I’ve been fascinated by this for a while, but had been having it confirmed in my thinking last week while reading a great book, “The Flavor Bible,” by Karen Page and Andrew Dornenburg, and found myself at Natale’s men’s clothing store in Hanover with my husband.

After some time shopping around and talking with owner Nat Agostino [pictured], he offered us a coffee.

Agostino, as it turns out, is passionate about espresso, and I understand that because I’m ridiculously particular about coffee myself: I don’t like most coffee that comes my way, and if I don’t love it, I’d rather not have it.
Which is why I initially declined Agostino’s offer. But, then, when I saw the thick crema on the espresso he served my husband, I got interested.

My curiosity piqued, I had to know how he made it. Which is how I ended up in Agostino’s light-filled office, refusing his coffee a second time.

Because I saw that his beautiful electric (Alma brand) espresso machine uses coffee pods, and I was sure that pre-packaged pods could never produce a vivid cup of coffee. (I’ve tried dozens of pods to no avail.)
“I’m sorry. I don’t like the taste of coffee made from pods,” I told him. “So, no thank you.”

But Agostino was unfazed by my comment; reaffirmed that his Giusto coffee was the best; and stood ready to make me a cup.

But Calabrese, it seems, are not known to be hardheaded for nothing (Agostino was born in, and I’m descended from, the Southern Italian Province of Calabria): I did not want an espresso I wouldn’t like, so I said:
“You know why I won’t like the espresso and you do? Because taste isn’t based only on objective flavors, but on memories and emotions and experiences that affect what tastes good to us. You’re used to this coffee and it’s delicious to you, but I won’t like it.”

I felt comfortable with this man and I really said that to him, wagering that he’d be interested in the phenomenology of individual taste and find it fun to ponder. I knew, from our conversation, that he had traveled widely. And his magnificent store and personal gentility made me think he’d have something to say on the subject.

But, he didn’t acknowledge my words.

Instead, he continued to insist that his coffee was delicious, and that I should try it.

So, taken as I would be by anyone that passionate about coffee, I had a cup.

And he was right, it was delicious – a smooth, thick blend of bitter and sweet. Really, seriously great.
He was pleased.

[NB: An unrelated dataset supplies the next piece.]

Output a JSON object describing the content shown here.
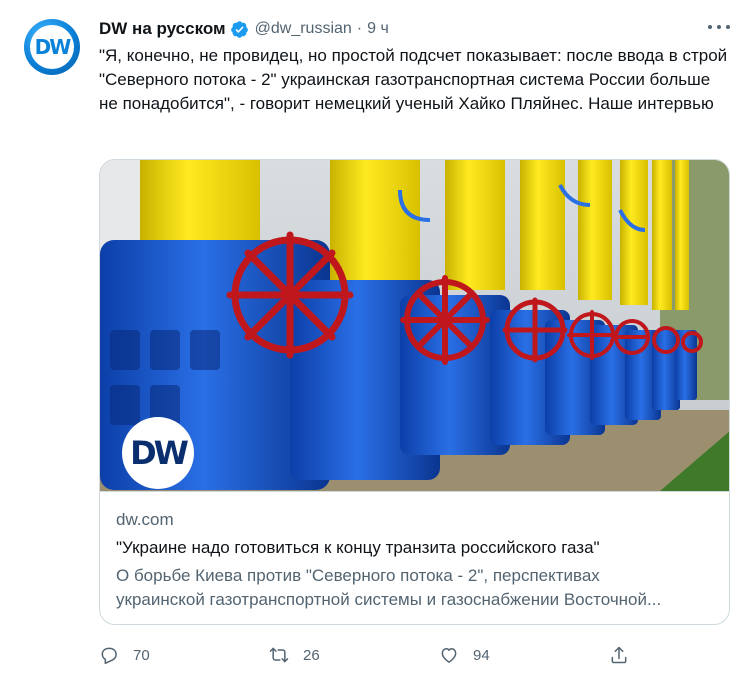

“My philosophy is you give the best in life to people,” said Agostino. “When I make a cup of coffee, I make it with love. I really do.”

We spent quite a bit of time, then, talking about coffee. He told us that in 60 years, he’s never had so much as a single cup of American coffee. He remembered a particular, awful espresso he was served once in Paris at Charles de Gaulle Airport — and the best coffee he’d ever had in his life: a cup made by two guys in the street in Beirut, Lebanon.

Two days later, I stopped by the shop to take a photo of his coffee. While he was making it, I asked him, again, if he could understand my fascination with how each of us likes the flavor of different dishes – and coffees — based on unique experiences that affect our sense of taste.

And he said that he did understand – and went on with great humor and joy to recount how his friend, Angelo Sodano, makes Neapolitan coffee in a little pot on a hot plate, near the bathroom, in the back of his foreign cars store in Quincy, even though he also has an electric Alma machine Agostino gave him.

“I wonder why,” I said. “It must be because that’s what he’s used to, what tastes good to him.”

And then, Agostino gave me the gem I’d been after: the confirmation I’d been hoping to undercover in his experience.

“I agree with you,” he said. “I’ll tell you a story. As a young boy, we didn’t have money to buy coffee, but we grew orzo [barley] and my mother roasted it dark [in a frying pan over a wood fire] and ground it and made coffee with it and it was delicious. And that coffee that I told you I had in Beirut in the street from those two guys — the best coffee I ever drank in my life — it was exactly like my mother’s.”

So, wonder of wonderful story of stories: The coffee he remembers as the most delicious of his life reminded him of his mother’s grain coffee!

Bravo our mothers, our memories, and the love that lives in our taste buds.

Follow Joan Wilder on Twitter.